Work to be completed =>
Beginning with the line that includes "Read all visible content and emit it as JSON." and ending with the last line, print the records exactly, leaving every picture out.

** Opening Data for this task block **

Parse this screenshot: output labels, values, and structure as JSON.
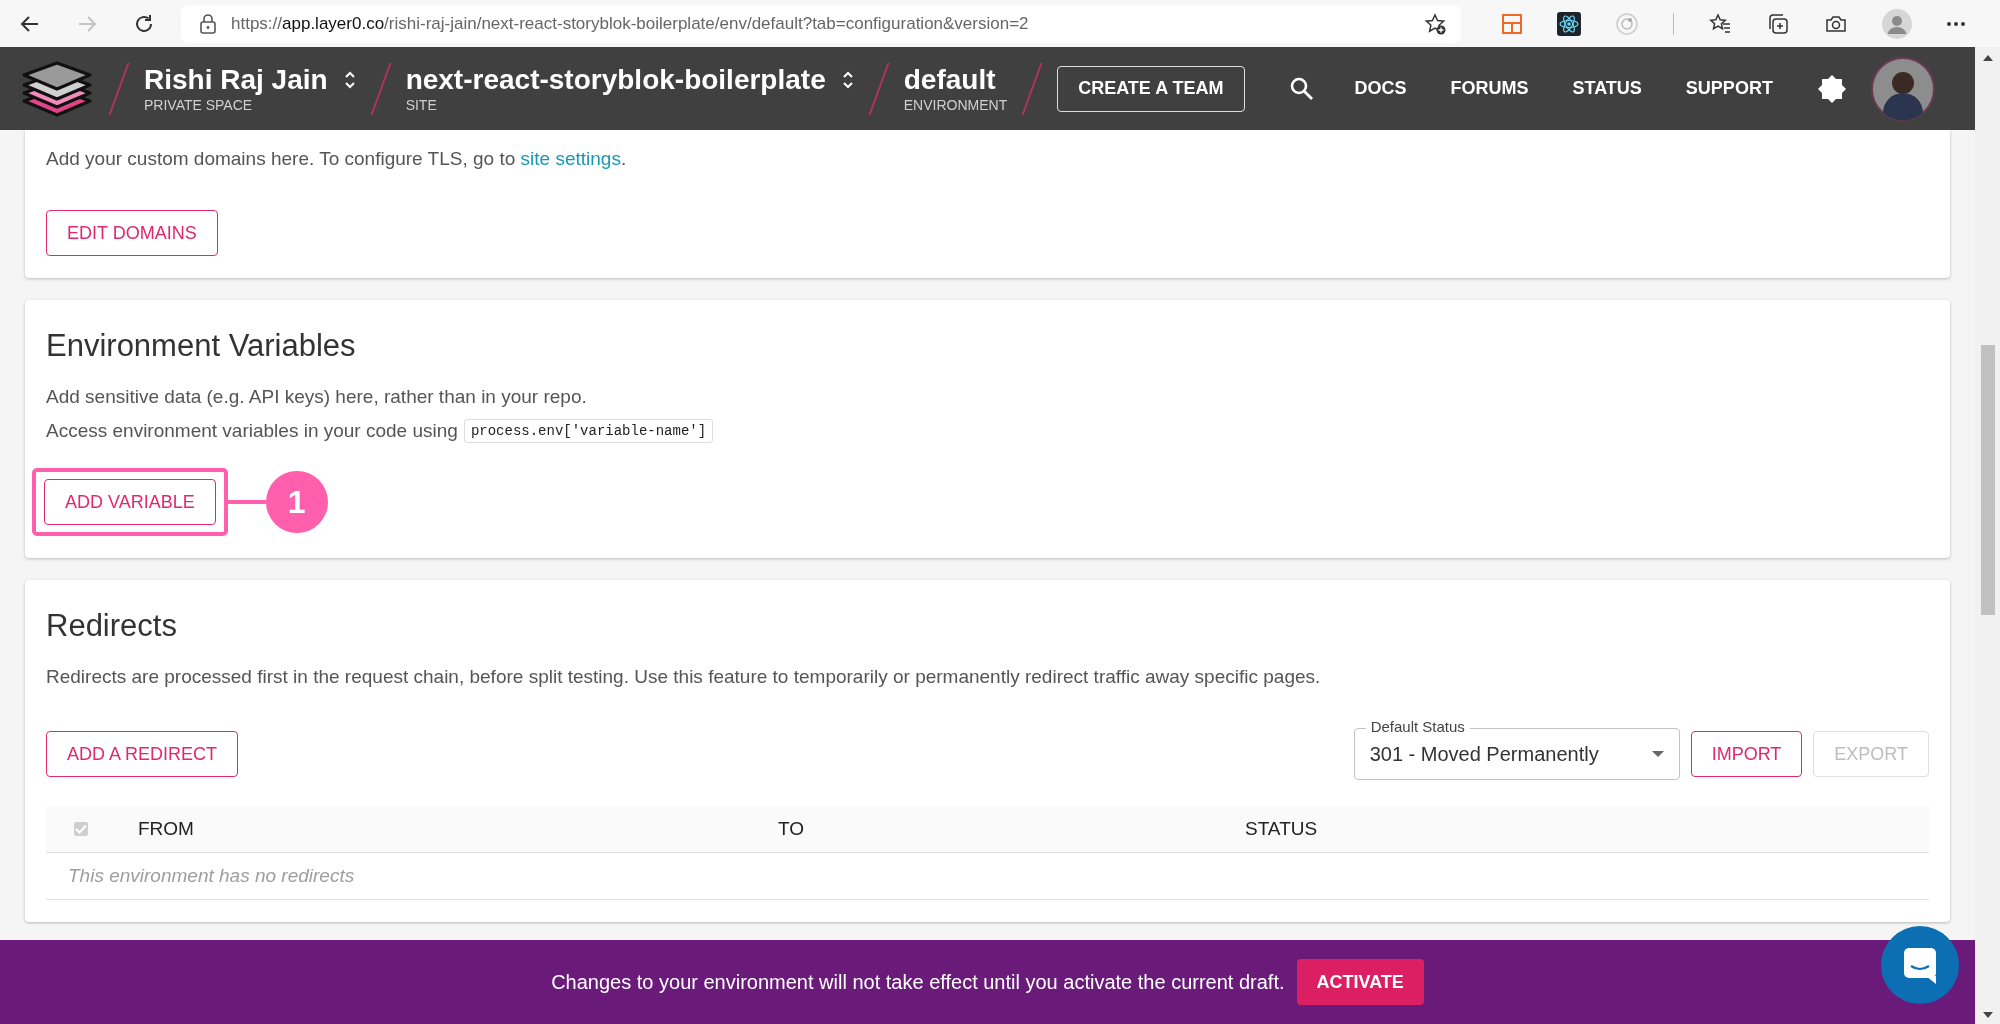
{
  "browser": {
    "url": {
      "scheme": "https://",
      "host": "app.layer0.co",
      "path": "/rishi-raj-jain/next-react-storyblok-boilerplate/env/default?tab=configuration&version=2"
    },
    "nav_buttons": [
      {
        "kind": "back",
        "disabled": false
      },
      {
        "kind": "forward",
        "disabled": true
      },
      {
        "kind": "reload",
        "disabled": false
      }
    ]
  },
  "header": {
    "crumbs": [
      {
        "title": "Rishi Raj Jain",
        "subtitle": "PRIVATE SPACE",
        "switcher": true
      },
      {
        "title": "next-react-storyblok-boilerplate",
        "subtitle": "SITE",
        "switcher": true
      },
      {
        "title": "default",
        "subtitle": "ENVIRONMENT",
        "switcher": false
      }
    ],
    "create_team": "CREATE A TEAM",
    "links": [
      "DOCS",
      "FORUMS",
      "STATUS",
      "SUPPORT"
    ]
  },
  "domains": {
    "text_before": "Add your custom domains here. To configure TLS, go to ",
    "link": "site settings",
    "text_after": ".",
    "button": "EDIT DOMAINS"
  },
  "env_vars": {
    "title": "Environment Variables",
    "lines": [
      "Add sensitive data (e.g. API keys) here, rather than in your repo.",
      "Access environment variables in your code using "
    ],
    "code": "process.env['variable-name']",
    "button": "ADD VARIABLE",
    "callout": "1"
  },
  "redirects": {
    "title": "Redirects",
    "text": "Redirects are processed first in the request chain, before split testing. Use this feature to temporarily or permanently redirect traffic away specific pages.",
    "add_button": "ADD A REDIRECT",
    "default_status": {
      "label": "Default Status",
      "value": "301 - Moved Permanently"
    },
    "actions": [
      {
        "label": "IMPORT",
        "disabled": false
      },
      {
        "label": "EXPORT",
        "disabled": true
      }
    ],
    "table": {
      "select_all": {
        "checked": true,
        "disabled": true
      },
      "columns": [
        "FROM",
        "TO",
        "STATUS"
      ],
      "empty_text": "This environment has no redirects"
    }
  },
  "banner": {
    "text": "Changes to your environment will not take effect until you activate the current draft.",
    "button": "ACTIVATE"
  }
}
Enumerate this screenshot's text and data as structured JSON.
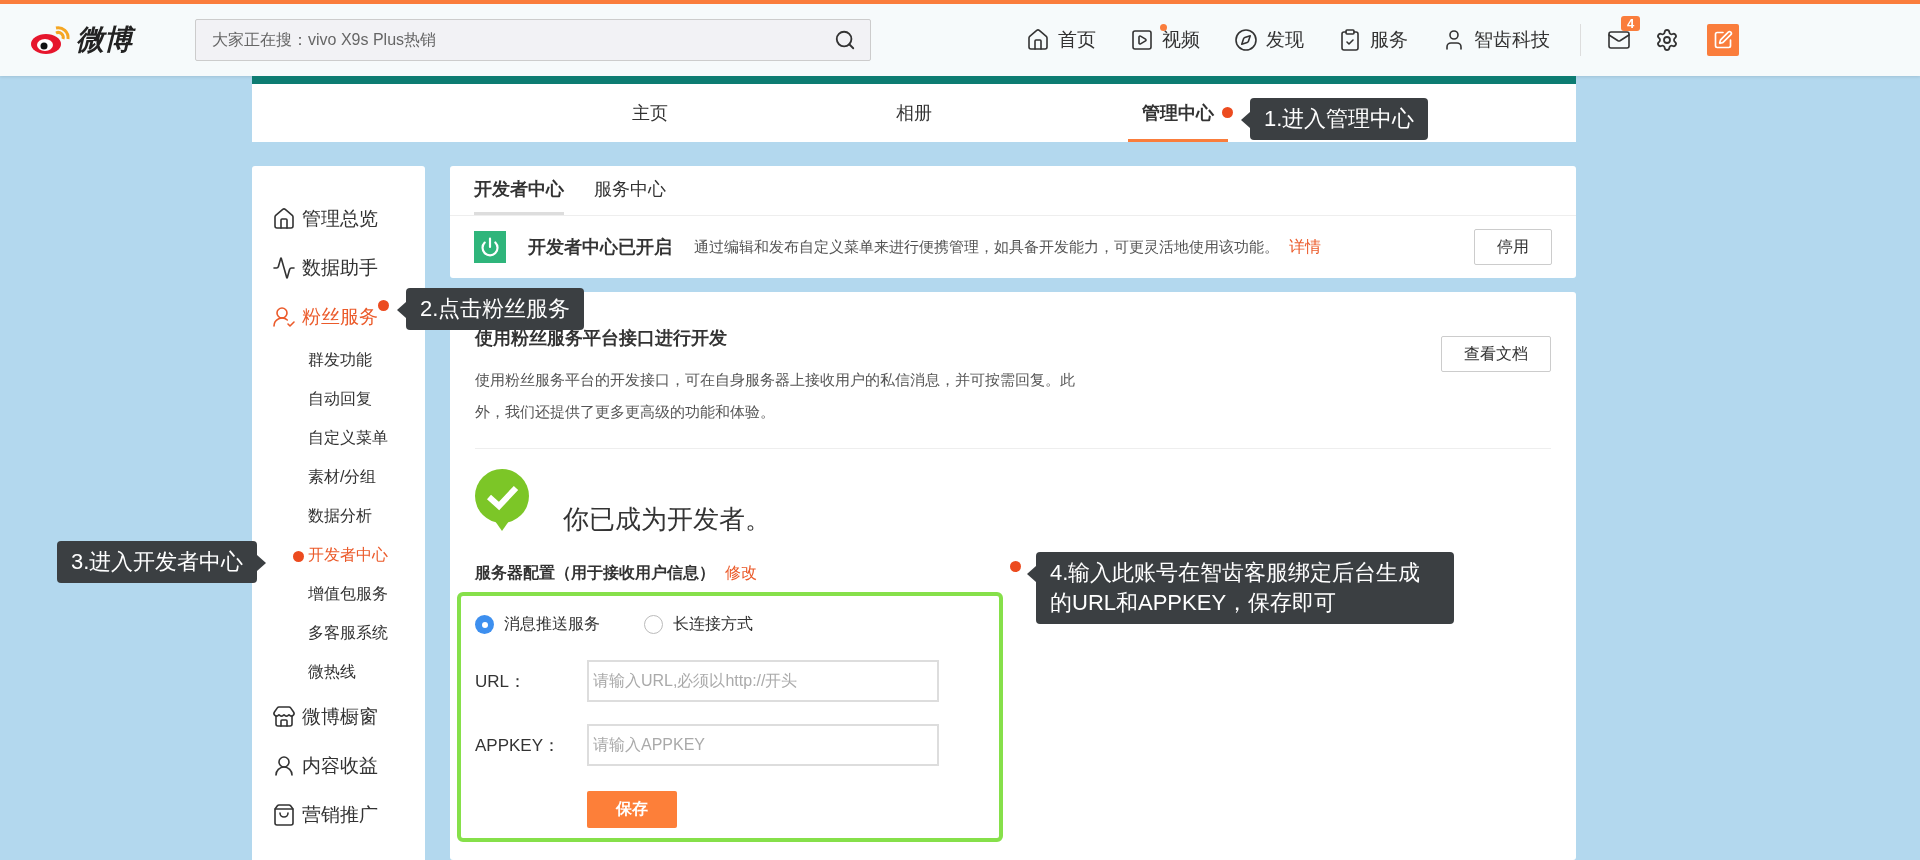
{
  "header": {
    "logo_text": "微博",
    "search": {
      "placeholder": "大家正在搜：vivo X9s Plus热销"
    },
    "nav": [
      {
        "label": "首页",
        "dot": false
      },
      {
        "label": "视频",
        "dot": true
      },
      {
        "label": "发现",
        "dot": false
      },
      {
        "label": "服务",
        "dot": false
      },
      {
        "label": "智齿科技",
        "dot": false
      }
    ],
    "mail_badge": "4"
  },
  "profile_tabs": [
    {
      "label": "主页",
      "selected": false
    },
    {
      "label": "相册",
      "selected": false
    },
    {
      "label": "管理中心",
      "selected": true
    }
  ],
  "sidebar": {
    "items": [
      {
        "label": "管理总览",
        "selected": false
      },
      {
        "label": "数据助手",
        "selected": false
      },
      {
        "label": "粉丝服务",
        "selected": true,
        "children": [
          {
            "label": "群发功能",
            "selected": false
          },
          {
            "label": "自动回复",
            "selected": false
          },
          {
            "label": "自定义菜单",
            "selected": false
          },
          {
            "label": "素材/分组",
            "selected": false
          },
          {
            "label": "数据分析",
            "selected": false
          },
          {
            "label": "开发者中心",
            "selected": true
          },
          {
            "label": "增值包服务",
            "selected": false
          },
          {
            "label": "多客服系统",
            "selected": false
          },
          {
            "label": "微热线",
            "selected": false
          }
        ]
      },
      {
        "label": "微博橱窗",
        "selected": false
      },
      {
        "label": "内容收益",
        "selected": false
      },
      {
        "label": "营销推广",
        "selected": false
      }
    ]
  },
  "main_tabs": [
    {
      "label": "开发者中心",
      "selected": true
    },
    {
      "label": "服务中心",
      "selected": false
    }
  ],
  "status": {
    "title": "开发者中心已开启",
    "text": "通过编辑和发布自定义菜单来进行便携管理，如具备开发能力，可更灵活地使用该功能。",
    "link": "详情",
    "button": "停用"
  },
  "api": {
    "title": "使用粉丝服务平台接口进行开发",
    "description": "使用粉丝服务平台的开发接口，可在自身服务器上接收用户的私信消息，并可按需回复。此外，我们还提供了更多更高级的功能和体验。",
    "button": "查看文档"
  },
  "success": "你已成为开发者。",
  "server_config": {
    "label": "服务器配置（用于接收用户信息）",
    "edit": "修改",
    "modes": [
      {
        "label": "消息推送服务",
        "selected": true
      },
      {
        "label": "长连接方式",
        "selected": false
      }
    ],
    "fields": [
      {
        "label": "URL：",
        "placeholder": "请输入URL,必须以http://开头"
      },
      {
        "label": "APPKEY：",
        "placeholder": "请输入APPKEY"
      }
    ],
    "save": "保存"
  },
  "annotations": [
    {
      "text": "1.进入管理中心"
    },
    {
      "text": "2.点击粉丝服务"
    },
    {
      "text": "3.进入开发者中心"
    },
    {
      "text": "4.输入此账号在智齿客服绑定后台生成的URL和APPKEY，保存即可"
    }
  ]
}
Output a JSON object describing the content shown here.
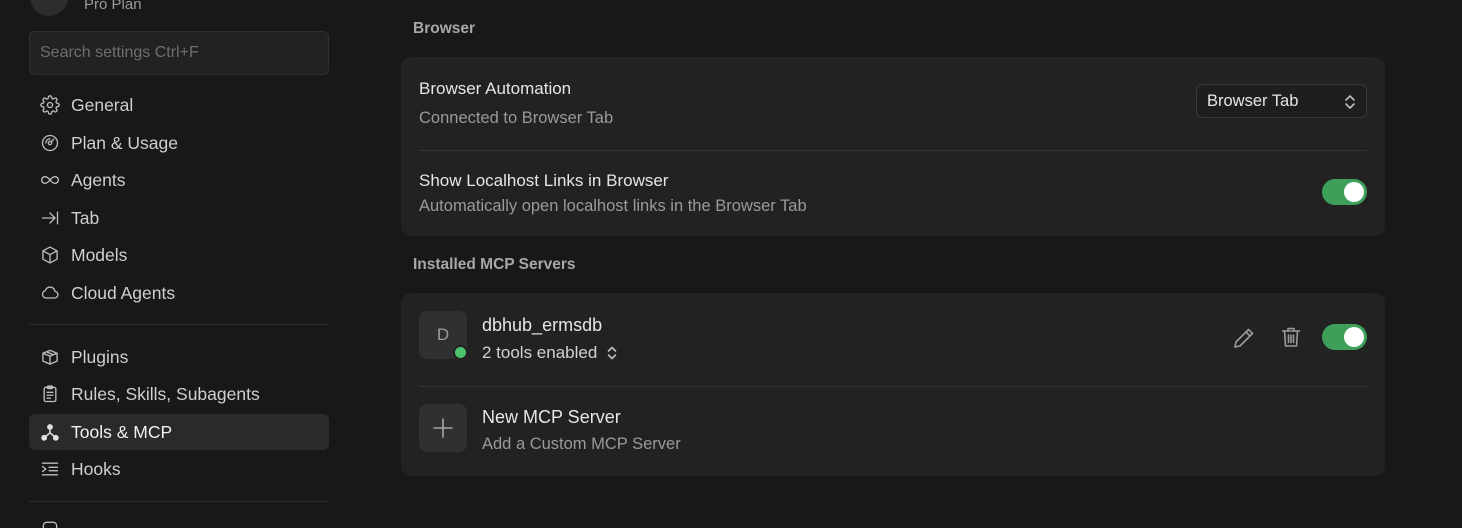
{
  "sidebar": {
    "plan_label": "Pro Plan",
    "search_placeholder": "Search settings Ctrl+F",
    "group1": [
      {
        "label": "General",
        "icon": "gear-icon"
      },
      {
        "label": "Plan & Usage",
        "icon": "gauge-icon"
      },
      {
        "label": "Agents",
        "icon": "infinity-icon"
      },
      {
        "label": "Tab",
        "icon": "arrow-right-bar-icon"
      },
      {
        "label": "Models",
        "icon": "cube-icon"
      },
      {
        "label": "Cloud Agents",
        "icon": "cloud-icon"
      }
    ],
    "group2": [
      {
        "label": "Plugins",
        "icon": "package-icon"
      },
      {
        "label": "Rules, Skills, Subagents",
        "icon": "clipboard-icon"
      },
      {
        "label": "Tools & MCP",
        "icon": "nodes-icon",
        "active": true
      },
      {
        "label": "Hooks",
        "icon": "list-arrow-icon"
      }
    ]
  },
  "browser_section": {
    "title": "Browser",
    "automation": {
      "title": "Browser Automation",
      "subtitle": "Connected to Browser Tab",
      "selected": "Browser Tab"
    },
    "localhost": {
      "title": "Show Localhost Links in Browser",
      "subtitle": "Automatically open localhost links in the Browser Tab",
      "enabled": true
    }
  },
  "mcp_section": {
    "title": "Installed MCP Servers",
    "servers": [
      {
        "initial": "D",
        "name": "dbhub_ermsdb",
        "tools": "2 tools enabled",
        "status": "connected",
        "enabled": true
      }
    ],
    "new_server": {
      "title": "New MCP Server",
      "subtitle": "Add a Custom MCP Server"
    }
  },
  "colors": {
    "accent_green": "#3e9f58",
    "status_green": "#4cc26c",
    "background": "#181818",
    "card": "#222222"
  }
}
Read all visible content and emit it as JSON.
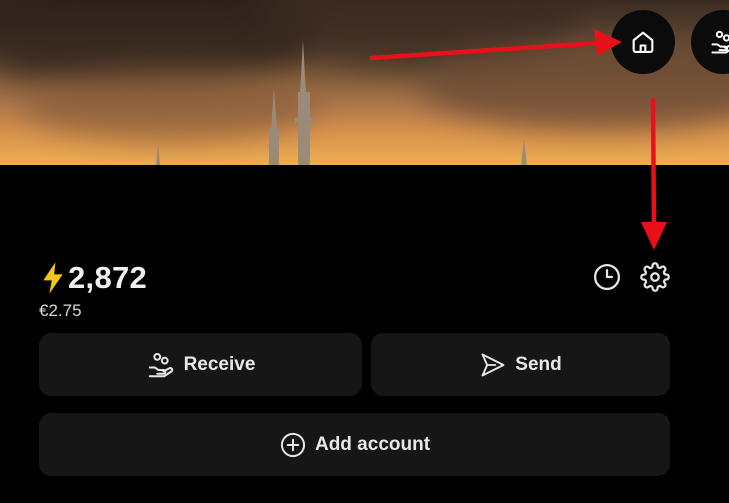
{
  "header": {
    "home_button_icon": "home-icon",
    "receive_shortcut_icon": "hand-coins-icon"
  },
  "wallet": {
    "balance_icon": "lightning-bolt-icon",
    "balance": "2,872",
    "fiat_value": "€2.75",
    "history_icon": "clock-icon",
    "settings_icon": "gear-icon"
  },
  "actions": {
    "receive_label": "Receive",
    "receive_icon": "hand-coins-icon",
    "send_label": "Send",
    "send_icon": "paper-plane-icon",
    "add_account_label": "Add account",
    "add_account_icon": "plus-circle-icon"
  },
  "colors": {
    "background": "#000000",
    "button_background": "#161616",
    "bolt": "#f5c518",
    "annotation_arrow": "#e8111a"
  }
}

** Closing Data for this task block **

Finished task =>
Read all visible content and emit it as JSON.
{
  "header": {
    "home_button_icon": "home-icon",
    "receive_shortcut_icon": "hand-coins-icon"
  },
  "wallet": {
    "balance_icon": "lightning-bolt-icon",
    "balance": "2,872",
    "fiat_value": "€2.75",
    "history_icon": "clock-icon",
    "settings_icon": "gear-icon"
  },
  "actions": {
    "receive_label": "Receive",
    "receive_icon": "hand-coins-icon",
    "send_label": "Send",
    "send_icon": "paper-plane-icon",
    "add_account_label": "Add account",
    "add_account_icon": "plus-circle-icon"
  },
  "colors": {
    "background": "#000000",
    "button_background": "#161616",
    "bolt": "#f5c518",
    "annotation_arrow": "#e8111a"
  }
}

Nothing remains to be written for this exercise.